Suriya’s Hindi Debut, Rakht Charita -2 (Rattha Charithram in Tamil, Rakta Charitra – 2 in Telugu), saw him garner fine reviews yet again for his work as he plays Paritala Ravi’s nemesis, Suri, who masterminds Ravi’s death from jail. Suriya dubbed for himself in the Hindi version as well and did a reasonably good job though the discomfort with Hindi does show in places. The Tamil version sees a more fluid performance from him and his dubbling and voice modulation here in expertly capturing the emotions of his character in his own language is simply superb and adds layers to his performance. The films, however, were let downs to say the least.
As have been Suriya’s subsequent films, 7aum Arivu (2011), Maattrraan (2012), Singam II (2013), Anjaan (2014) and Massu Engira Masilamani (2015). Of all of these hugely budgeted films, at least Singam II, in spite of being a disappointing follow up to its predecessor, did well at the box-office, while the others made little headway at the ticket counter.
Suriya is poised at the peak of his career as an actor today. One hopes he now picks the right scripts and projects that go beyond standard commerical fare and also do justice to his ample histrionic ability. Especially since current Tamil cinema is doing some extremely innovative and exciting work within the mainstream format much as Malayalam cinema in the 1980s and early 1990s.
Suriya has also dubbed for Abhishek Bachchan in the Tamil version of Guru and for Aamir Khan in the Tamil avatar of Taare Zameen Par.
Outside of films, Suriya is also actively involved with his Agaram Foundation that supports education for children in backward areas,. He is also a strong supporter of the anti TB DOTS scheme, the Tanker Foundation for Kidney patients, the Aircell initiative for Save Our Tigers and the cause of autistic children. He also tries to make sure that his fan clubs across the state contribute to building socially aware citizens who work for the community they live in.

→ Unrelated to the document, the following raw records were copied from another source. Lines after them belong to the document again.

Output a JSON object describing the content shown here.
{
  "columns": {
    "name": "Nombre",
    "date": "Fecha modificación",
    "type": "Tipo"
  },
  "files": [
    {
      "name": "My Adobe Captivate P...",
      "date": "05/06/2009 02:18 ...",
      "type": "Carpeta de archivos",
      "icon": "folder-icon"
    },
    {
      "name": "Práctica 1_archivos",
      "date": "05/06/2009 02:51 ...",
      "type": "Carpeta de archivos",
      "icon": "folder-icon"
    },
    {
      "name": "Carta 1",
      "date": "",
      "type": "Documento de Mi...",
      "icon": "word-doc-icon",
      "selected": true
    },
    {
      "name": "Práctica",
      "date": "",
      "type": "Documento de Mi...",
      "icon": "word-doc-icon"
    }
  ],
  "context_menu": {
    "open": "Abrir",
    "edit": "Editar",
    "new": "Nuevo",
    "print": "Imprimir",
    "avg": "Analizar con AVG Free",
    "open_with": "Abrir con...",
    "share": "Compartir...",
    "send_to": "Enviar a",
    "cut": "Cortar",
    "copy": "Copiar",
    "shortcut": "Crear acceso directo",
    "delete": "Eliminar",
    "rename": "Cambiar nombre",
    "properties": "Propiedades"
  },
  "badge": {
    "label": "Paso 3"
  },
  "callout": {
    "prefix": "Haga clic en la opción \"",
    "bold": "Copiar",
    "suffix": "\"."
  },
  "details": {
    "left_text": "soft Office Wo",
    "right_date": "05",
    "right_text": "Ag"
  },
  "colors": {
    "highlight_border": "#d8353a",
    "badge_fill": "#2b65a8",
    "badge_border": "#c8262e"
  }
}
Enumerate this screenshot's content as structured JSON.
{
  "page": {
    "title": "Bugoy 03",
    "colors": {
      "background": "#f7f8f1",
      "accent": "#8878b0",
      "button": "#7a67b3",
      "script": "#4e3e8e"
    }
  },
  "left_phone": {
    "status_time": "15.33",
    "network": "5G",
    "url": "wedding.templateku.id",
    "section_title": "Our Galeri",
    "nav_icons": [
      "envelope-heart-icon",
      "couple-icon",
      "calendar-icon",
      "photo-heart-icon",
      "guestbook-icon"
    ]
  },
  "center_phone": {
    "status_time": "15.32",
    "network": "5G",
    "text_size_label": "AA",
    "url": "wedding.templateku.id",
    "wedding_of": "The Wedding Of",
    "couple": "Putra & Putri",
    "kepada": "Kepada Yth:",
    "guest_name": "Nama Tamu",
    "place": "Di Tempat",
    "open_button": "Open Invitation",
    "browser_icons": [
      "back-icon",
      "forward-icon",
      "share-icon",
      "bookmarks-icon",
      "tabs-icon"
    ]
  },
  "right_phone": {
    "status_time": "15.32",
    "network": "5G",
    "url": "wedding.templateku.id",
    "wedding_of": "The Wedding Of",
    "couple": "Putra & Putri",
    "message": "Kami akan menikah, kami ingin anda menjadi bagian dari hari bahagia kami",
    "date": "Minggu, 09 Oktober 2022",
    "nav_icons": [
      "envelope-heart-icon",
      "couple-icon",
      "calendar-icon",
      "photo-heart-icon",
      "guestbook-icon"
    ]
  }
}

On the personal front, Suriya is married to his Kaakha Kaakha and Perazhagan co-star Jyothika. The couple have a daughter, Diya, born in 2007 and a son, Dev, born in 2010.